object Command {
sealed trait CommandOp[A] { self: CommandEvent => }
sealed trait CommandEvent { self: CommandOp[_] => }

// Commands
final case class CommandStr(str: String) extends CommandEvent with CommandOp[Unit]
final case class CommandInt(int: Int)    extends CommandEvent with CommandOp[Boolean]

val commandEncoder: Encoder[CommandEvent] = semiauto.deriveEncoder[CommandEvent]
val commandDecoder: Decoder[CommandEvent] = semiauto.deriveDecoder[CommandEvent]

case class CommandActions(trans: Transactor[Task]) extends Event2M {
override type F[A]      = CommandOp[A]
override type E         = CommandEvent
override def transactor = trans

override def encoder : Encoder[CommandEvent] = commandEncoder
override def f2e[A](fa : CommandOp[A])       = fa.asInstanceOf[CommandEvent]
}

: CommandOp ~> Task = CommandActions(trans).f2MLog(f2T)
}



Simply with Command.loggingInterpreter we can now convert any interpreter from a CommandOp to a Task into an enhanced interpreter that simulatanously logs these events to a SQL database in the execution of the task. This is the solution to our original problem.

Some observations:

• Our command events derive from two traits, CommandOp[_] and CommandEvent. The reason we require the CommandEvent in the first place is the Circe automatic encoder derivation only works for sealed trait families of case classes where the base trait is a concrete type, not a type constructor.
• We need a mechanism to convert from a CommandOp to a CommandEvent (and vice versa for playback). The f2e method does this. In our implementation we are doing an asInstanceOf cast, which is normally considered bad practice, but having these traits requiring each other using { self: CommandEvent => } etc. ensures that this cast will not fail.
• Instead of using abstract types in type F[_] etc., we could have made F[_], M[_] and E type parameters of the EventSourcing trait, and the ones that depend on it. This is really a choice of style.
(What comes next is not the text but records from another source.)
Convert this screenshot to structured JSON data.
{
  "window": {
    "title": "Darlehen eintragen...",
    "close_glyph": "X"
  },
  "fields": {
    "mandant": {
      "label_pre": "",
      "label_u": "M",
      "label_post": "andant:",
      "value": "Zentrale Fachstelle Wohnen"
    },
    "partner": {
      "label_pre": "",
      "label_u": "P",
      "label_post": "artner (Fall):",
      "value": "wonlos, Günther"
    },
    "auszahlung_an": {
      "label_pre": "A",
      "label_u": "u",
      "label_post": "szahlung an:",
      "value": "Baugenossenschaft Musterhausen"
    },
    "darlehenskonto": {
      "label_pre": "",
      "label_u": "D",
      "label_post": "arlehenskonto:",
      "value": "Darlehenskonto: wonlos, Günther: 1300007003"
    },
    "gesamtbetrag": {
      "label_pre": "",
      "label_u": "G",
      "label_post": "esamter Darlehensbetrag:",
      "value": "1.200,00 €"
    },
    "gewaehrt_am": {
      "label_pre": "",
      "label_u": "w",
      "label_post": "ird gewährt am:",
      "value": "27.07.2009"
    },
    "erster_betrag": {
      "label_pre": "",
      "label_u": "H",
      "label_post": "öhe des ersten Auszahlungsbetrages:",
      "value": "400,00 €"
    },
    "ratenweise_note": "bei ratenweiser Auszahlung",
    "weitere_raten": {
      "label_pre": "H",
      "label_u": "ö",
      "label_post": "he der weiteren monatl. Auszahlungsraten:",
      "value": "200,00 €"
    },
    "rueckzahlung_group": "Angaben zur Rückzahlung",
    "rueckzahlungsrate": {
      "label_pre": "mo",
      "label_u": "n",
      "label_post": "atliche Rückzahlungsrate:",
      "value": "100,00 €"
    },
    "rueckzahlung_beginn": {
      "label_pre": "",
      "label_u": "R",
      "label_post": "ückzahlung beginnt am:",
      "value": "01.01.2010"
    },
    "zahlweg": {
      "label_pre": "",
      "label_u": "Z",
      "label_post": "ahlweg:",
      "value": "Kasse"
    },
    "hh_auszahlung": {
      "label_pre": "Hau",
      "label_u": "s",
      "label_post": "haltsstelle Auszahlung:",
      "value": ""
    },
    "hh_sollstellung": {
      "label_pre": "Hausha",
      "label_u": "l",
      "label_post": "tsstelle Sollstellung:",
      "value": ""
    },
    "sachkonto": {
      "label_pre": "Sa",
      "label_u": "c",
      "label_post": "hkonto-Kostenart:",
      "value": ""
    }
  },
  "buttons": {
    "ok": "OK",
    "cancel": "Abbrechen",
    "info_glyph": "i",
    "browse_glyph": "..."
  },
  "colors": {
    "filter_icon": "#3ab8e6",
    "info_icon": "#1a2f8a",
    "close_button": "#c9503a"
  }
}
One last piece in the event sourcing puzzle is event playback. This discussed in the follow-up post on event sourcing playback using FS2.

Source code is available in the following gist on Github.
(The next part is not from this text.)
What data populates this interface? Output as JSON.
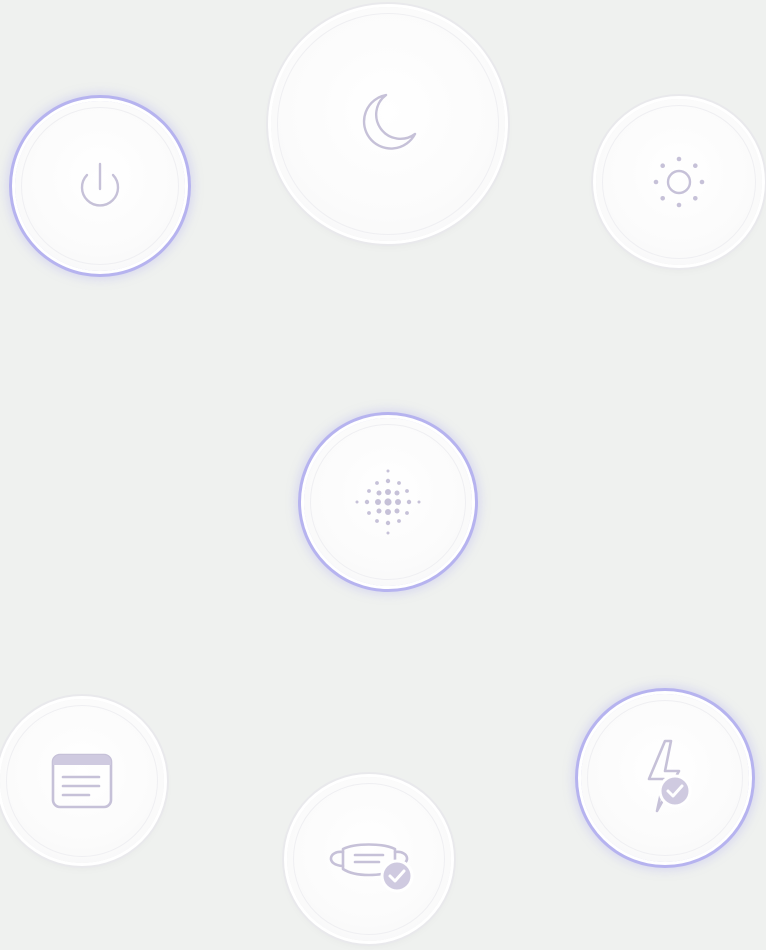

## Acknowledgements

Thanks again to Marek Kadek for some excellent critical input on the previous post and valuable ideas and suggestions that helped reach the elegant solution described above.